Exercise description »
Lines where the string "icon" appears are to be copied from the entries below.

Source data »
□ □ □ □ □
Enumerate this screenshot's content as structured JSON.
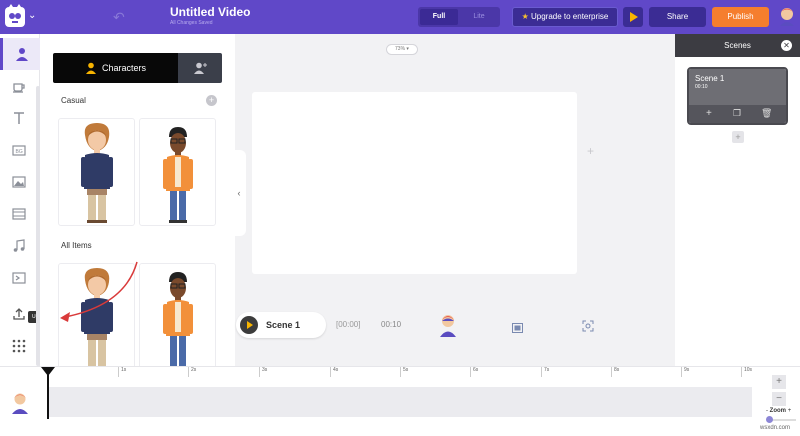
{
  "header": {
    "title": "Untitled Video",
    "subtitle": "All Changes Saved",
    "mode_full": "Full",
    "mode_lite": "Lite",
    "upgrade_label": "Upgrade to enterprise",
    "share_label": "Share",
    "publish_label": "Publish"
  },
  "colors": {
    "brand": "#6048c8",
    "publish": "#f57e2e",
    "play_accent": "#f8b400"
  },
  "sidebar": {
    "items": [
      {
        "name": "characters",
        "icon": "character-icon",
        "active": true
      },
      {
        "name": "properties",
        "icon": "coffee-icon"
      },
      {
        "name": "text",
        "icon": "text-icon"
      },
      {
        "name": "backgrounds",
        "icon": "bg-icon"
      },
      {
        "name": "images",
        "icon": "image-icon"
      },
      {
        "name": "videos",
        "icon": "video-icon"
      },
      {
        "name": "music",
        "icon": "music-icon"
      },
      {
        "name": "effects",
        "icon": "effects-icon"
      },
      {
        "name": "uploads",
        "icon": "upload-icon"
      },
      {
        "name": "more",
        "icon": "grid-icon"
      }
    ],
    "uploads_tooltip": "Uploads"
  },
  "library": {
    "tab_characters": "Characters",
    "section_casual": "Casual",
    "section_all": "All Items"
  },
  "canvas": {
    "zoom_level": "73%"
  },
  "scene_bar": {
    "scene_label": "Scene 1",
    "start_time": "[00:00]",
    "duration": "00:10"
  },
  "scenes_panel": {
    "title": "Scenes",
    "scene_name": "Scene 1",
    "scene_duration": "00:10"
  },
  "timeline": {
    "ticks": [
      "1s",
      "2s",
      "3s",
      "4s",
      "5s",
      "6s",
      "7s",
      "8s",
      "9s",
      "10s"
    ],
    "zoom_label": "Zoom",
    "zoom_minus": "-",
    "zoom_plus": "+",
    "watermark": "wsxdn.com"
  }
}
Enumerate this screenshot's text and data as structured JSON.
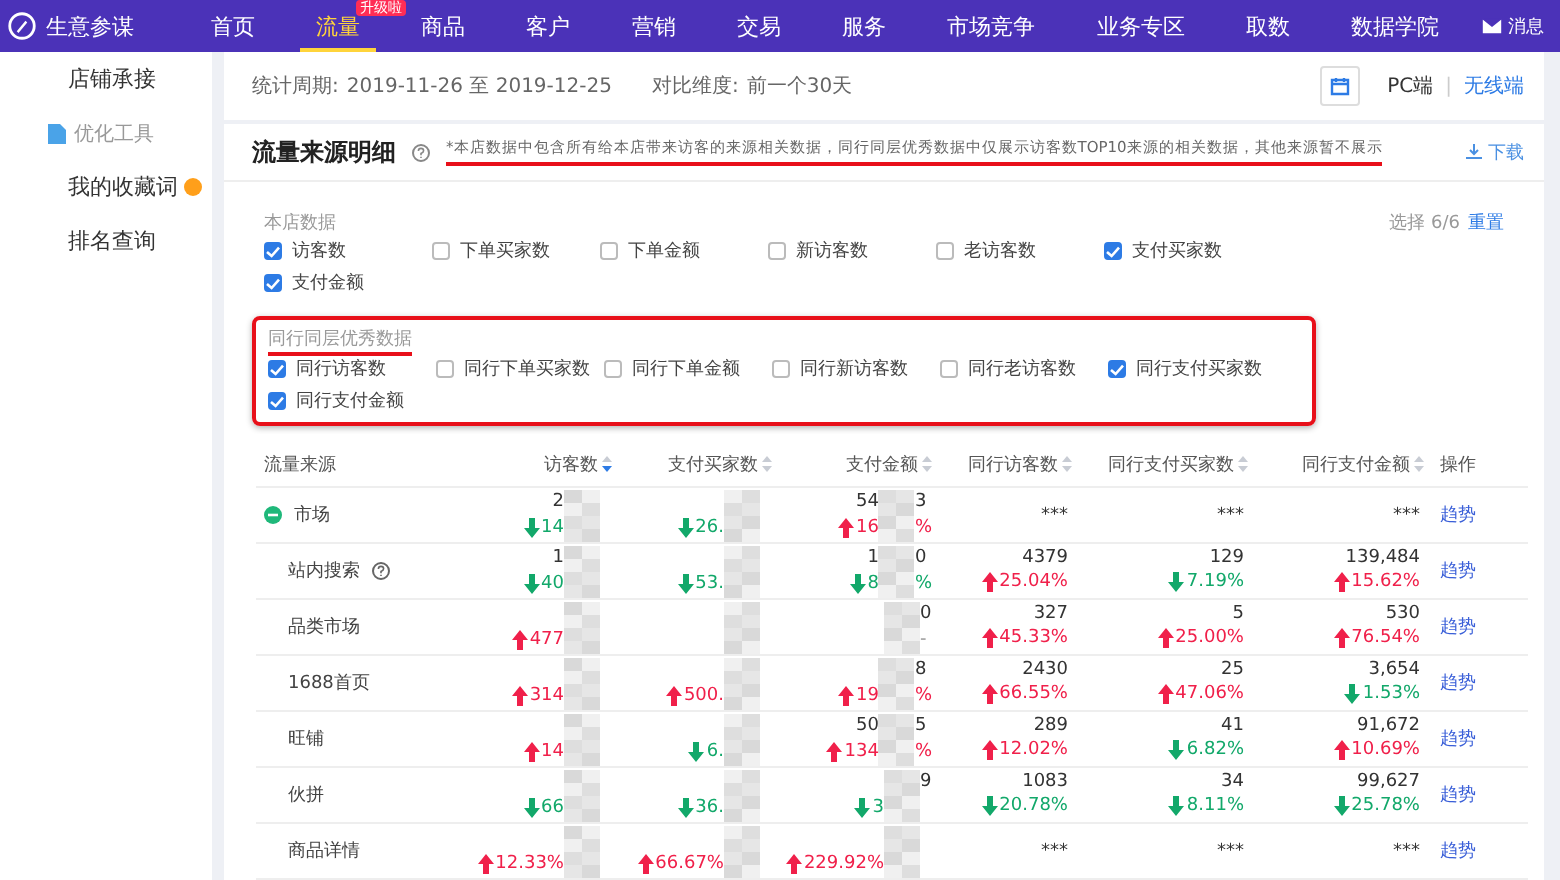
{
  "nav": {
    "logo": "生意参谋",
    "messages": "消息",
    "items": [
      {
        "label": "首页",
        "selected": false
      },
      {
        "label": "流量",
        "selected": true,
        "badge": "升级啦"
      },
      {
        "label": "商品",
        "selected": false
      },
      {
        "label": "客户",
        "selected": false
      },
      {
        "label": "营销",
        "selected": false
      },
      {
        "label": "交易",
        "selected": false
      },
      {
        "label": "服务",
        "selected": false
      },
      {
        "label": "市场竞争",
        "selected": false
      },
      {
        "label": "业务专区",
        "selected": false
      },
      {
        "label": "取数",
        "selected": false
      },
      {
        "label": "数据学院",
        "selected": false
      }
    ]
  },
  "sidebar": {
    "items": [
      {
        "kind": "link",
        "label": "店铺承接"
      },
      {
        "kind": "group",
        "label": "优化工具"
      },
      {
        "kind": "link",
        "label": "我的收藏词",
        "dot": true
      },
      {
        "kind": "link",
        "label": "排名查询"
      }
    ]
  },
  "period": {
    "label": "统计周期:",
    "value": "2019-11-26 至 2019-12-25",
    "compare_label": "对比维度:",
    "compare_value": "前一个30天",
    "separator": "|",
    "devices": [
      {
        "label": "PC端",
        "selected": true
      },
      {
        "label": "无线端",
        "selected": false
      }
    ]
  },
  "section": {
    "title": "流量来源明细",
    "note": "*本店数据中包含所有给本店带来访客的来源相关数据，同行同层优秀数据中仅展示访客数TOP10来源的相关数据，其他来源暂不展示",
    "download": "下载",
    "selection": "选择 6/6",
    "reset": "重置"
  },
  "filter_groups": [
    {
      "title": "本店数据",
      "highlighted": false,
      "options": [
        {
          "label": "访客数",
          "checked": true
        },
        {
          "label": "下单买家数",
          "checked": false
        },
        {
          "label": "下单金额",
          "checked": false
        },
        {
          "label": "新访客数",
          "checked": false
        },
        {
          "label": "老访客数",
          "checked": false
        },
        {
          "label": "支付买家数",
          "checked": true
        },
        {
          "label": "支付金额",
          "checked": true
        }
      ]
    },
    {
      "title": "同行同层优秀数据",
      "highlighted": true,
      "options": [
        {
          "label": "同行访客数",
          "checked": true
        },
        {
          "label": "同行下单买家数",
          "checked": false
        },
        {
          "label": "同行下单金额",
          "checked": false
        },
        {
          "label": "同行新访客数",
          "checked": false
        },
        {
          "label": "同行老访客数",
          "checked": false
        },
        {
          "label": "同行支付买家数",
          "checked": true
        },
        {
          "label": "同行支付金额",
          "checked": true
        }
      ]
    }
  ],
  "table": {
    "columns": [
      {
        "label": "流量来源"
      },
      {
        "label": "访客数",
        "sortable": true,
        "sorted": true
      },
      {
        "label": "支付买家数",
        "sortable": true,
        "sorted": false
      },
      {
        "label": "支付金额",
        "sortable": true,
        "sorted": false
      },
      {
        "label": "同行访客数",
        "sortable": true,
        "sorted": false
      },
      {
        "label": "同行支付买家数",
        "sortable": true,
        "sorted": false
      },
      {
        "label": "同行支付金额",
        "sortable": true,
        "sorted": false
      },
      {
        "label": "操作"
      }
    ],
    "rows": [
      {
        "cells": [
          {
            "kind": "source",
            "text": "市场",
            "expanded": true
          },
          {
            "kind": "masked",
            "value": "2",
            "change": "14",
            "rising": false
          },
          {
            "kind": "masked",
            "change": "26.",
            "rising": false
          },
          {
            "kind": "masked",
            "value": "54",
            "tail": "3",
            "change": "16",
            "change_tail": "%",
            "rising": true
          },
          {
            "kind": "plain",
            "value": "***"
          },
          {
            "kind": "plain",
            "value": "***"
          },
          {
            "kind": "plain",
            "value": "***"
          },
          {
            "kind": "link",
            "text": "趋势"
          }
        ],
        "children": [
          {
            "cells": [
              {
                "kind": "source",
                "text": "站内搜索",
                "help": true
              },
              {
                "kind": "masked",
                "value": "1",
                "change": "40",
                "rising": false
              },
              {
                "kind": "masked",
                "change": "53.",
                "rising": false
              },
              {
                "kind": "masked",
                "value": "1",
                "tail": "0",
                "change": "8",
                "change_tail": "%",
                "rising": false
              },
              {
                "kind": "plain",
                "value": "4379",
                "change": "25.04%",
                "rising": true
              },
              {
                "kind": "plain",
                "value": "129",
                "change": "7.19%",
                "rising": false
              },
              {
                "kind": "plain",
                "value": "139,484",
                "change": "15.62%",
                "rising": true
              },
              {
                "kind": "link",
                "text": "趋势"
              }
            ]
          },
          {
            "cells": [
              {
                "kind": "source",
                "text": "品类市场"
              },
              {
                "kind": "masked",
                "change": "477",
                "rising": true
              },
              {
                "kind": "masked"
              },
              {
                "kind": "masked",
                "tail": "0",
                "change_tail": "-"
              },
              {
                "kind": "plain",
                "value": "327",
                "change": "45.33%",
                "rising": true
              },
              {
                "kind": "plain",
                "value": "5",
                "change": "25.00%",
                "rising": true
              },
              {
                "kind": "plain",
                "value": "530",
                "change": "76.54%",
                "rising": true
              },
              {
                "kind": "link",
                "text": "趋势"
              }
            ]
          },
          {
            "cells": [
              {
                "kind": "source",
                "text": "1688首页"
              },
              {
                "kind": "masked",
                "change": "314",
                "rising": true
              },
              {
                "kind": "masked",
                "change": "500.",
                "rising": true
              },
              {
                "kind": "masked",
                "tail": "8",
                "change": "19",
                "change_tail": "%",
                "rising": true
              },
              {
                "kind": "plain",
                "value": "2430",
                "change": "66.55%",
                "rising": true
              },
              {
                "kind": "plain",
                "value": "25",
                "change": "47.06%",
                "rising": true
              },
              {
                "kind": "plain",
                "value": "3,654",
                "change": "1.53%",
                "rising": false
              },
              {
                "kind": "link",
                "text": "趋势"
              }
            ]
          },
          {
            "cells": [
              {
                "kind": "source",
                "text": "旺铺"
              },
              {
                "kind": "masked",
                "change": "14",
                "rising": true
              },
              {
                "kind": "masked",
                "change": "6.",
                "rising": false
              },
              {
                "kind": "masked",
                "value": "50",
                "tail": "5",
                "change": "134",
                "change_tail": "%",
                "rising": true
              },
              {
                "kind": "plain",
                "value": "289",
                "change": "12.02%",
                "rising": true
              },
              {
                "kind": "plain",
                "value": "41",
                "change": "6.82%",
                "rising": false
              },
              {
                "kind": "plain",
                "value": "91,672",
                "change": "10.69%",
                "rising": true
              },
              {
                "kind": "link",
                "text": "趋势"
              }
            ]
          },
          {
            "cells": [
              {
                "kind": "source",
                "text": "伙拼"
              },
              {
                "kind": "masked",
                "change": "66",
                "rising": false
              },
              {
                "kind": "masked",
                "change": "36.",
                "rising": false
              },
              {
                "kind": "masked",
                "tail": "9",
                "change": "3",
                "rising": false
              },
              {
                "kind": "plain",
                "value": "1083",
                "change": "20.78%",
                "rising": false
              },
              {
                "kind": "plain",
                "value": "34",
                "change": "8.11%",
                "rising": false
              },
              {
                "kind": "plain",
                "value": "99,627",
                "change": "25.78%",
                "rising": false
              },
              {
                "kind": "link",
                "text": "趋势"
              }
            ]
          },
          {
            "cells": [
              {
                "kind": "source",
                "text": "商品详情"
              },
              {
                "kind": "masked",
                "change": "12.33%",
                "rising": true
              },
              {
                "kind": "masked",
                "change": "66.67%",
                "rising": true
              },
              {
                "kind": "masked",
                "change": "229.92%",
                "rising": true
              },
              {
                "kind": "plain",
                "value": "***"
              },
              {
                "kind": "plain",
                "value": "***"
              },
              {
                "kind": "plain",
                "value": "***"
              },
              {
                "kind": "link",
                "text": "趋势"
              }
            ]
          }
        ]
      }
    ]
  }
}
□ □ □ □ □
Solution below »
        "icon": "character-icon",
        "icon": "coffee-icon"
        "icon": "text-icon"
        "icon": "bg-icon"
        "icon": "image-icon"
        "icon": "video-icon"
        "icon": "music-icon"
        "icon": "effects-icon"
        "icon": "upload-icon"
        "icon": "grid-icon"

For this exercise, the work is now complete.